» WORK TO COMPLETE
Bring together every line in the data that includes "rich".

━━━ SOURCE MATERIAL

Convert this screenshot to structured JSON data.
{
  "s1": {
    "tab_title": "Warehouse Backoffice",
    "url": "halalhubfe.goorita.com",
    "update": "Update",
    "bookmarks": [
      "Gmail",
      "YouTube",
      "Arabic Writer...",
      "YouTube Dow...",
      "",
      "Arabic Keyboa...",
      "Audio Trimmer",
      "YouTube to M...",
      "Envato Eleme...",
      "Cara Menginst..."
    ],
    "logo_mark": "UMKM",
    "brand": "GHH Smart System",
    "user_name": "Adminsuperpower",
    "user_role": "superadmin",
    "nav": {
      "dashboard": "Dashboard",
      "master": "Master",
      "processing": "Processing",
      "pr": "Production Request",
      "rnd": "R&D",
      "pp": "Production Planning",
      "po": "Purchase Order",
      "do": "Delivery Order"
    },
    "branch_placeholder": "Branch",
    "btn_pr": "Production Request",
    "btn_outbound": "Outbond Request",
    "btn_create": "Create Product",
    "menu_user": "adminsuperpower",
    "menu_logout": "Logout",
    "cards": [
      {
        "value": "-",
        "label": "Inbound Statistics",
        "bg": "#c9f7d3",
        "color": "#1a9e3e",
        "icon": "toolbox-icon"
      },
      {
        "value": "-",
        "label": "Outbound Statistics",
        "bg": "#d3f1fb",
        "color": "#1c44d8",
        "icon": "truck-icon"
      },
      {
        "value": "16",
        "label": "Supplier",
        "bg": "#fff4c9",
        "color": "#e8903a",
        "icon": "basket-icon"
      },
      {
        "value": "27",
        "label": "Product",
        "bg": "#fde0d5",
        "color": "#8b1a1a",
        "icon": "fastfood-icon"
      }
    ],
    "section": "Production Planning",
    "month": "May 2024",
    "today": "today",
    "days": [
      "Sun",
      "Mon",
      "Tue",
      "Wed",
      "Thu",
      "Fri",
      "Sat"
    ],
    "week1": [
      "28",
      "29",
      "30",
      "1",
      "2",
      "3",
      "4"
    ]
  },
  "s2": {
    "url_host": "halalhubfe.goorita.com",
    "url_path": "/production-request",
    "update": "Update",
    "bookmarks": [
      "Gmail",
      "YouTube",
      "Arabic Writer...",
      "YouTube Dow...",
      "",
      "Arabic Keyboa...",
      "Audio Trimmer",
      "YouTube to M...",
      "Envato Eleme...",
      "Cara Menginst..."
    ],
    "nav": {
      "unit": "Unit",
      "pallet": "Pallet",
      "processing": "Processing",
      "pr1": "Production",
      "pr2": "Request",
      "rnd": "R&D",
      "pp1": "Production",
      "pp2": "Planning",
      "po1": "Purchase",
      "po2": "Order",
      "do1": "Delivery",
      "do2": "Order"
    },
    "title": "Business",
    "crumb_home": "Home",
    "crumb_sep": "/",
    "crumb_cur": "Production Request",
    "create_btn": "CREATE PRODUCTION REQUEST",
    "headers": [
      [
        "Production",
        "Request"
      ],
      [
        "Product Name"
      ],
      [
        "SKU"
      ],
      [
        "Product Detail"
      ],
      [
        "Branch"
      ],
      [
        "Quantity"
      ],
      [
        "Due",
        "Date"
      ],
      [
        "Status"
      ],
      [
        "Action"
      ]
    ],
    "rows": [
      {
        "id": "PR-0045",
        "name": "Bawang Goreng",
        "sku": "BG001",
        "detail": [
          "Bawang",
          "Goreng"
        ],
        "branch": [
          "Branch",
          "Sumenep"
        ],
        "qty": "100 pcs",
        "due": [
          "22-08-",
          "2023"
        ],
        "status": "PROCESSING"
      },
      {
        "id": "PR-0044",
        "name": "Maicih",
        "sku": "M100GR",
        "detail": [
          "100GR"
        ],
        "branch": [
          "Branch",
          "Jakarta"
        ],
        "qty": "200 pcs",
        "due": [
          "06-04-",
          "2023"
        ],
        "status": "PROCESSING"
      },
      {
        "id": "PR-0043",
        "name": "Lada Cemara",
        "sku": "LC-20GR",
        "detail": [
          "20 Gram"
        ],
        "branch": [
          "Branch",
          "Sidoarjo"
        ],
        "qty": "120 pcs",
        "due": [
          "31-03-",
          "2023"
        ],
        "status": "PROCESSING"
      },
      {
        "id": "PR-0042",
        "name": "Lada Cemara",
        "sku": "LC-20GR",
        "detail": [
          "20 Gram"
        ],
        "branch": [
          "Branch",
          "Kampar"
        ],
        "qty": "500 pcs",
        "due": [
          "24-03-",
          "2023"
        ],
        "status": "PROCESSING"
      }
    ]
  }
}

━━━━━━
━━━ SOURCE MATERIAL

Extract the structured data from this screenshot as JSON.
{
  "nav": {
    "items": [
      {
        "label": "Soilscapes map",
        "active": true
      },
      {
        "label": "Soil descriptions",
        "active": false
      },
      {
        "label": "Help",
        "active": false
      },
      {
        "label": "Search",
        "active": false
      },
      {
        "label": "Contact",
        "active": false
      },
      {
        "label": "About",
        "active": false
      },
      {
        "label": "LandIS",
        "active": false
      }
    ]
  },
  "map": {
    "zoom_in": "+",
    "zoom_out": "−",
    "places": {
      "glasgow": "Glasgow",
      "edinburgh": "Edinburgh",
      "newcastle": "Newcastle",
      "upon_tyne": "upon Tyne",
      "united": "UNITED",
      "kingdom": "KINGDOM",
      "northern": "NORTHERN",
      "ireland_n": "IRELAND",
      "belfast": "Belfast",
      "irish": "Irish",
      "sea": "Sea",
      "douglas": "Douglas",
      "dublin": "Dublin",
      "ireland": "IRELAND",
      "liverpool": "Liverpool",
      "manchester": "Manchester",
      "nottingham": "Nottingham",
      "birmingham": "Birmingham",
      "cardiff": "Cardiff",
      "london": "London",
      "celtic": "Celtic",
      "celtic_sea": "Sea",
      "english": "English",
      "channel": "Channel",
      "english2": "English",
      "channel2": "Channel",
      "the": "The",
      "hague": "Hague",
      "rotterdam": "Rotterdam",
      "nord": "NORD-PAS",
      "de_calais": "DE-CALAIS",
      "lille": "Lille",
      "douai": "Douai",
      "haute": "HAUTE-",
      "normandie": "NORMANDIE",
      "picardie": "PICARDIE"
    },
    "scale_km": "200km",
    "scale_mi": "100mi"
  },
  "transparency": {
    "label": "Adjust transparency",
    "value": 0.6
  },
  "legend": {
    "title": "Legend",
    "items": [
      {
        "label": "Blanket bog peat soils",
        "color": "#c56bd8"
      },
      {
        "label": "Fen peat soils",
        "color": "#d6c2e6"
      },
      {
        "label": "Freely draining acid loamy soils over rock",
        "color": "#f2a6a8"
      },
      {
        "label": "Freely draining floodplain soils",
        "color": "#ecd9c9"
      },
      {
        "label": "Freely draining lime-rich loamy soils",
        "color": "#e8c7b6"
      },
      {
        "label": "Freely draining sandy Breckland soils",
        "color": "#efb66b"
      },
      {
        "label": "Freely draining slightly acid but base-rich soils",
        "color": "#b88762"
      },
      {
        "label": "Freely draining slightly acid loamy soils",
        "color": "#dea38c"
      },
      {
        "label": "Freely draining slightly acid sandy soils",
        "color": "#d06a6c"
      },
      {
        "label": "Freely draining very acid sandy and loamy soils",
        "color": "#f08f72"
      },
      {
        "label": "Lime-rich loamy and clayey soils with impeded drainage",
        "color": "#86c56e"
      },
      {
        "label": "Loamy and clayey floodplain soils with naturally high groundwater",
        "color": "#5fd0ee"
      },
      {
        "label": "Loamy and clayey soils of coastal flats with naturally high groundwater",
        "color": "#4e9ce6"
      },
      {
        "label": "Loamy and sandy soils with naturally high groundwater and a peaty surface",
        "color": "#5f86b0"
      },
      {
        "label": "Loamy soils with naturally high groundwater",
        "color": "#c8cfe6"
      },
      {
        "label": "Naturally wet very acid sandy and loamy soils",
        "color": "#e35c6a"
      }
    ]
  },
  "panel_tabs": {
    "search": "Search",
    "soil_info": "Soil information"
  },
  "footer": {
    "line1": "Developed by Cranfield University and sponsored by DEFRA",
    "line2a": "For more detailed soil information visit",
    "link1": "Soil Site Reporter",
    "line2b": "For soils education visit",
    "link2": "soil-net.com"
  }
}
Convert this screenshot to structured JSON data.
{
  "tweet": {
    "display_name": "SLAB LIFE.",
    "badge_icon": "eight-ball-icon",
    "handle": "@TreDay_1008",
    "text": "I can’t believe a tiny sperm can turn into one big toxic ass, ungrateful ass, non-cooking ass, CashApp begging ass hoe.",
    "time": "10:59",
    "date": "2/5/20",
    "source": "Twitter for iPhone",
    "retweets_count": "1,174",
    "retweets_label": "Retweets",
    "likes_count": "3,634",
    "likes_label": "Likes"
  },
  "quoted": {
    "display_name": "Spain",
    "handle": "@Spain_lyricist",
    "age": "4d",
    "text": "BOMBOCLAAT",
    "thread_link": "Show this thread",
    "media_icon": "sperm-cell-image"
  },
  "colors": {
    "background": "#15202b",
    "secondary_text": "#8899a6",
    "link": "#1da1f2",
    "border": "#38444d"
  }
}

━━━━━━
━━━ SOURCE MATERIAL

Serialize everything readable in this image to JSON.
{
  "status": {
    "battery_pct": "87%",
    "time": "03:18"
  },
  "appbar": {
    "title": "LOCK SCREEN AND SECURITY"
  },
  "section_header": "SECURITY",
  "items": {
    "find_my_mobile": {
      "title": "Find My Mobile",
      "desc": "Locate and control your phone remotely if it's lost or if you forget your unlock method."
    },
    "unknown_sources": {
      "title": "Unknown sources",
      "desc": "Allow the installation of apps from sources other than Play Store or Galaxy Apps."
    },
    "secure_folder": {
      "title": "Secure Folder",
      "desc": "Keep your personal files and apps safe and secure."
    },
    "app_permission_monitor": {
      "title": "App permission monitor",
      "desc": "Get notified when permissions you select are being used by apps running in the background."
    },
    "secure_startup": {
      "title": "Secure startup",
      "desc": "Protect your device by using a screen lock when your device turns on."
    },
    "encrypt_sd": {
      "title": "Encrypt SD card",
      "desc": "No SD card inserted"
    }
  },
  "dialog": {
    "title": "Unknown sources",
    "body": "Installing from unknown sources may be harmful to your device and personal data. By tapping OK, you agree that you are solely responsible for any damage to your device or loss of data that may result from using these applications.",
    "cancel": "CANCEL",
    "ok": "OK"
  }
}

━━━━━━

» OUTPUT FOR THIS TASK
        "label": "Freely draining lime-rich loamy soils",
        "label": "Freely draining slightly acid but base-rich soils",
        "label": "Lime-rich loamy and clayey soils with impeded drainage",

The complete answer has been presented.